As a pastoral minister serving among the Pueblo Indians of the Acoma and Laguna communities, there has been plenty of work to do on the reservation. Teaching RCIA, visiting the sick in their homes and in nursing facilities and participating in the “Meals for the Elders” at the Seniors’ Center are but a few of the activities that have filled her days. Although she has been busy responding to whatever needs present themselves at the moment, Sr. Marie Rose’s focus has really been on a ministry of presence: observing, listening, and empowering the others with whom she is walking on the sacred journey of life.
The pandemic, of course, has had its effect.

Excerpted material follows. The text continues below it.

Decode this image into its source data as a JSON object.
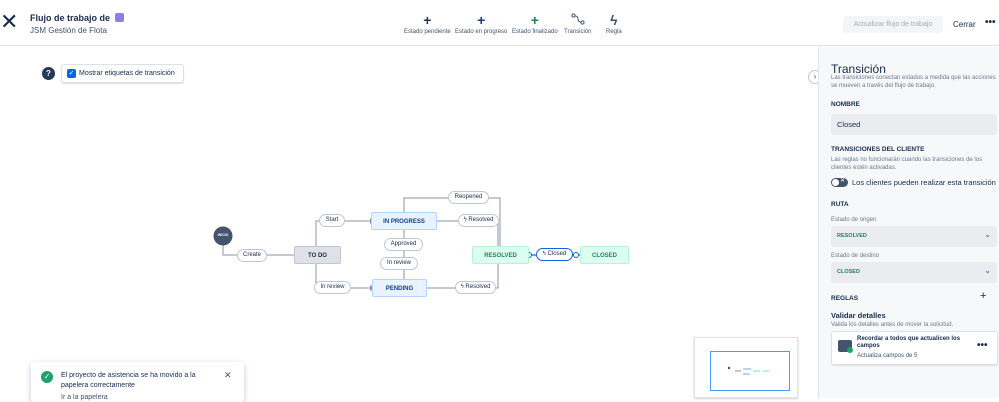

Twelve members of her RCIA class this year still await Confirmation. Roads leading to the reservation have been blocked to all but enrolled members of the tribe in order to control the spread of the virus, and right now it looks like the lockdown will continue at least until next January. The telephone is playing a key role these days as Sr. Marie Rose continues to listen to and empower as she can her sisters and brothers on the reservation. The lockdown also means she has some time to work on the house where she lives, a place last inhabited by Sisters some twelve years ago. And while her attempts at planting and growing a vegetable garden have only succeeded to date in providing a feast for local elk, squirrels and rabbits, this isn’t really a problem for Sr. Marie Rose. Immersed in Native American spirituality, she revels in the interconnectedness of all creation and every opportunity her new ministry offers to practice that togetherness in every way!
Listening to and walking with people is a gift we can give to others no matter who or where we are. As people of Providence, let us reach out, especially to someone who might be experiencing loneliness from isolation.
Barbara McMullen, CDP